TASK PROMPT: Every line of the data below is to be given again as it appears, with the images removed.

RAW DATA:
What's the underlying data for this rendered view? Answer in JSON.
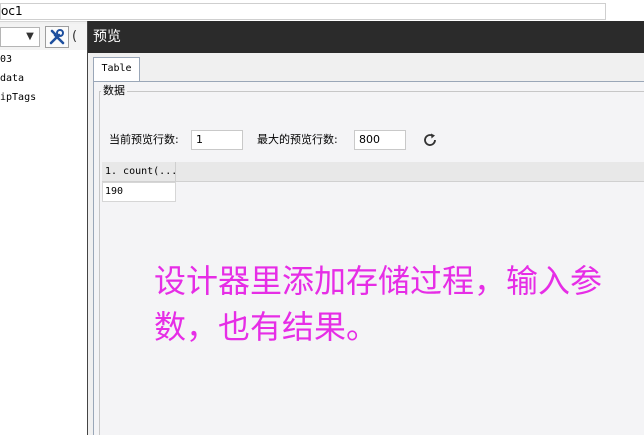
{
  "background_app": {
    "title": "oc1",
    "tree_items": [
      "03",
      "data",
      "ipTags"
    ]
  },
  "dialog": {
    "title": "预览",
    "tabs": [
      {
        "label": "Table"
      }
    ],
    "group_label": "数据",
    "current_rows_label": "当前预览行数:",
    "current_rows_value": "1",
    "max_rows_label": "最大的预览行数:",
    "max_rows_value": "800",
    "grid": {
      "columns": [
        "1. count(..."
      ],
      "rows": [
        [
          "190"
        ]
      ]
    }
  },
  "annotation": {
    "text": "设计器里添加存储过程，输入参数，也有结果。",
    "color": "#e62de6"
  },
  "colors": {
    "dialog_titlebar": "#2b2b2b",
    "annotation": "#e62de6"
  }
}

REPLY TO THE TASK:
What's the underlying data for this rendered view? Answer in JSON.
{
  "background_app": {
    "title": "oc1",
    "tree_items": [
      "03",
      "data",
      "ipTags"
    ]
  },
  "dialog": {
    "title": "预览",
    "tabs": [
      {
        "label": "Table"
      }
    ],
    "group_label": "数据",
    "current_rows_label": "当前预览行数:",
    "current_rows_value": "1",
    "max_rows_label": "最大的预览行数:",
    "max_rows_value": "800",
    "grid": {
      "columns": [
        "1. count(..."
      ],
      "rows": [
        [
          "190"
        ]
      ]
    }
  },
  "annotation": {
    "text": "设计器里添加存储过程，输入参数，也有结果。",
    "color": "#e62de6"
  },
  "colors": {
    "dialog_titlebar": "#2b2b2b",
    "annotation": "#e62de6"
  }
}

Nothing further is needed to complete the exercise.